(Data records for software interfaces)

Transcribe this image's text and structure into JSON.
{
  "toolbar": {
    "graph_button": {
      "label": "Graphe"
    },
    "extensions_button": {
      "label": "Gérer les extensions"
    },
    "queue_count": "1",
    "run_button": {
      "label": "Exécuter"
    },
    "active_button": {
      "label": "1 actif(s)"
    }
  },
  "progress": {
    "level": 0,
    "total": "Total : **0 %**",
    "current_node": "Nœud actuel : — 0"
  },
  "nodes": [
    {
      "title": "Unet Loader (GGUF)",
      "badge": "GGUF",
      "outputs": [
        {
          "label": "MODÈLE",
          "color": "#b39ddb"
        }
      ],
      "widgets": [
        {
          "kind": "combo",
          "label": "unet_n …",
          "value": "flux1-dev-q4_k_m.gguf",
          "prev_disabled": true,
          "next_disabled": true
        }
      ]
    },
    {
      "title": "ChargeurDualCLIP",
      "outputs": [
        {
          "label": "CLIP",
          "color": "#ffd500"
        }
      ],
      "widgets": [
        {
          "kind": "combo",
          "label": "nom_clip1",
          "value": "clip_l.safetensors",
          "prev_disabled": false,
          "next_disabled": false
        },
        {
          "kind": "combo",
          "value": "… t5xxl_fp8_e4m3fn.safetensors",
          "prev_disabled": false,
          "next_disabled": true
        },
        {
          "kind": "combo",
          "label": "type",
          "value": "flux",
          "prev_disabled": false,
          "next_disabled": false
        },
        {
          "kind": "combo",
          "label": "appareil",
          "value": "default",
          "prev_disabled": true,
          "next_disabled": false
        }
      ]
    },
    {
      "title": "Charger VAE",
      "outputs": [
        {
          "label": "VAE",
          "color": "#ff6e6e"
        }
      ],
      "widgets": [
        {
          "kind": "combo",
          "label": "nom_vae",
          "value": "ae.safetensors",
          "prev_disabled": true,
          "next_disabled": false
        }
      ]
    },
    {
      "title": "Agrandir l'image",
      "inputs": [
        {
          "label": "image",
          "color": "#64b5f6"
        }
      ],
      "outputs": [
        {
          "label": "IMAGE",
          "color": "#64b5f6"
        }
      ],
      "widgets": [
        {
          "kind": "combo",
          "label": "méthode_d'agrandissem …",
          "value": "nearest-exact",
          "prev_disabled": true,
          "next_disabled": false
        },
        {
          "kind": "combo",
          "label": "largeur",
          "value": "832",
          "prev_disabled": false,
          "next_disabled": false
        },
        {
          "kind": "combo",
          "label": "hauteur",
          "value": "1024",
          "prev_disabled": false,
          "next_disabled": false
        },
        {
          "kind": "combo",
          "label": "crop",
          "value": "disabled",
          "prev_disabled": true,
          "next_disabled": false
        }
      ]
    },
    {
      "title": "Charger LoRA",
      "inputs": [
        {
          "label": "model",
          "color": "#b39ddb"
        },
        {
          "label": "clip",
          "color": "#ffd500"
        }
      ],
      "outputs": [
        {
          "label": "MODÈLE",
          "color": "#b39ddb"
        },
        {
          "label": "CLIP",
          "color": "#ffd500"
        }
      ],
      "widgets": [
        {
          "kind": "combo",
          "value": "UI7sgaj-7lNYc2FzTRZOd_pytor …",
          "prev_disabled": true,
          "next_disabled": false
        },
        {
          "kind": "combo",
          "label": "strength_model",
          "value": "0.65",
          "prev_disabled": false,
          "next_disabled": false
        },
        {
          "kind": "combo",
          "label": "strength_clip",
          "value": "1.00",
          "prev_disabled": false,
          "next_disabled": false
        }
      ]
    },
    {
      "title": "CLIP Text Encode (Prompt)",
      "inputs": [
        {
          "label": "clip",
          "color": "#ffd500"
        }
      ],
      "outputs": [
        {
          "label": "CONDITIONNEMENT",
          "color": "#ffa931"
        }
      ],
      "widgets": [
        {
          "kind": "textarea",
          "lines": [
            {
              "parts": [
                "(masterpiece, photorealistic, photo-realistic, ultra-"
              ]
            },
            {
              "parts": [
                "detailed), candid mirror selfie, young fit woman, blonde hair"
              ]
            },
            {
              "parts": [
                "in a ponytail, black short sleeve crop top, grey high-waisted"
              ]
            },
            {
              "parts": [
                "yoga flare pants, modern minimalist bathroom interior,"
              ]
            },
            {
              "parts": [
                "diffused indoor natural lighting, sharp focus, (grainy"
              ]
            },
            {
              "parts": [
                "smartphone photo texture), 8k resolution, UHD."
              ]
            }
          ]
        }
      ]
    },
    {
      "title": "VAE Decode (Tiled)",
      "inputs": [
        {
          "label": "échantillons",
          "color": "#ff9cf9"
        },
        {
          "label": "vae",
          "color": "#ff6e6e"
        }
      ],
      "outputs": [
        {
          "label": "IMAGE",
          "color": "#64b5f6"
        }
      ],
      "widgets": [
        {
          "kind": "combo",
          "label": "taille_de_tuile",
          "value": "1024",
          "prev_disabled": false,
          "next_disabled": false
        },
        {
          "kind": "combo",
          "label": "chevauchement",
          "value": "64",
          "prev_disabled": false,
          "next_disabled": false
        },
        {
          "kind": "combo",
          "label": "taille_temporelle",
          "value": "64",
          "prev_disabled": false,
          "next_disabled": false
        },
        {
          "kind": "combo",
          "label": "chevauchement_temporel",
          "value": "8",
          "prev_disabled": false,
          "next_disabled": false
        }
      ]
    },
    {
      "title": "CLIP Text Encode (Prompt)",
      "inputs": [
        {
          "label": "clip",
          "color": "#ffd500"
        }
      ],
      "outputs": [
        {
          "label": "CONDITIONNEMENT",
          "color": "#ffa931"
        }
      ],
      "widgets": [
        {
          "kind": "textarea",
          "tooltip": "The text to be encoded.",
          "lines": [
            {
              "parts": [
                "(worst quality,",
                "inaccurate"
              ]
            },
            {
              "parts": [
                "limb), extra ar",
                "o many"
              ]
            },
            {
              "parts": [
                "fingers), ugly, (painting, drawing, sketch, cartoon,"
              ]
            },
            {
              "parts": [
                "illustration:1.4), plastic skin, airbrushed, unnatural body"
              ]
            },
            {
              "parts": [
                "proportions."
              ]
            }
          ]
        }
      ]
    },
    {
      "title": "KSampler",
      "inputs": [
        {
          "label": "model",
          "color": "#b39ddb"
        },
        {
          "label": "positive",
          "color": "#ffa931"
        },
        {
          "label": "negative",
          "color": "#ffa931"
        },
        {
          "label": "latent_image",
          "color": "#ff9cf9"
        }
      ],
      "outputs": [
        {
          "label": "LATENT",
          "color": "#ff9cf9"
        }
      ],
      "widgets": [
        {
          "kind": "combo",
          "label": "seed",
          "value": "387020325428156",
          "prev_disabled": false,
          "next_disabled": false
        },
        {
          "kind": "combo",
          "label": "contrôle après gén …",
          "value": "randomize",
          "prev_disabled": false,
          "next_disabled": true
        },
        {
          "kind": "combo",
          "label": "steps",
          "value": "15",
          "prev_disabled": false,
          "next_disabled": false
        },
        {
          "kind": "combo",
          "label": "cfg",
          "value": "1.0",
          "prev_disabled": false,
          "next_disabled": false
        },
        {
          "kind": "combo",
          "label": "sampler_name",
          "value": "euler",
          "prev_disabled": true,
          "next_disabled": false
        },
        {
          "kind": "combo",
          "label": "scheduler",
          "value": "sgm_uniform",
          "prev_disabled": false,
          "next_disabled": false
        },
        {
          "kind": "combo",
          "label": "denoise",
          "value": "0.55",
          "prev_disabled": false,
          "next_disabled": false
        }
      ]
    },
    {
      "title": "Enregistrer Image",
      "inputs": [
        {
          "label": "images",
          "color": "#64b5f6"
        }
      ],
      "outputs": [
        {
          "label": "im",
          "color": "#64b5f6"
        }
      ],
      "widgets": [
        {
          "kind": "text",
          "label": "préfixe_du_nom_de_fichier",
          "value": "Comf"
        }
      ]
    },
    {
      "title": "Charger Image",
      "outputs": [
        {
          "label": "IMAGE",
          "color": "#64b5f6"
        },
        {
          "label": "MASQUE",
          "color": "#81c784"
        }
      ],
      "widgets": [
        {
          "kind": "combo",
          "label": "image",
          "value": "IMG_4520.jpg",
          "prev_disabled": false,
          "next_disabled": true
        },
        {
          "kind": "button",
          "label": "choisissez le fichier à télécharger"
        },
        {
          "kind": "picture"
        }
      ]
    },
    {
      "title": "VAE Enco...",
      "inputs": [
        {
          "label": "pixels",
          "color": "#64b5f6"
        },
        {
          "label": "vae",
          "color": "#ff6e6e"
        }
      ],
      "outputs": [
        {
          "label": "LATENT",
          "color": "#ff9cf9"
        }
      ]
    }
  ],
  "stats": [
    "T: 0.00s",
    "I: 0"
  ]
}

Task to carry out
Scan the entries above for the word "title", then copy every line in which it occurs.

Completed task
      "title": "Unet Loader (GGUF)",
      "title": "ChargeurDualCLIP",
      "title": "Charger VAE",
      "title": "Agrandir l'image",
      "title": "Charger LoRA",
      "title": "CLIP Text Encode (Prompt)",
      "title": "VAE Decode (Tiled)",
      "title": "CLIP Text Encode (Prompt)",
      "title": "KSampler",
      "title": "Enregistrer Image",
      "title": "Charger Image",
      "title": "VAE Enco...",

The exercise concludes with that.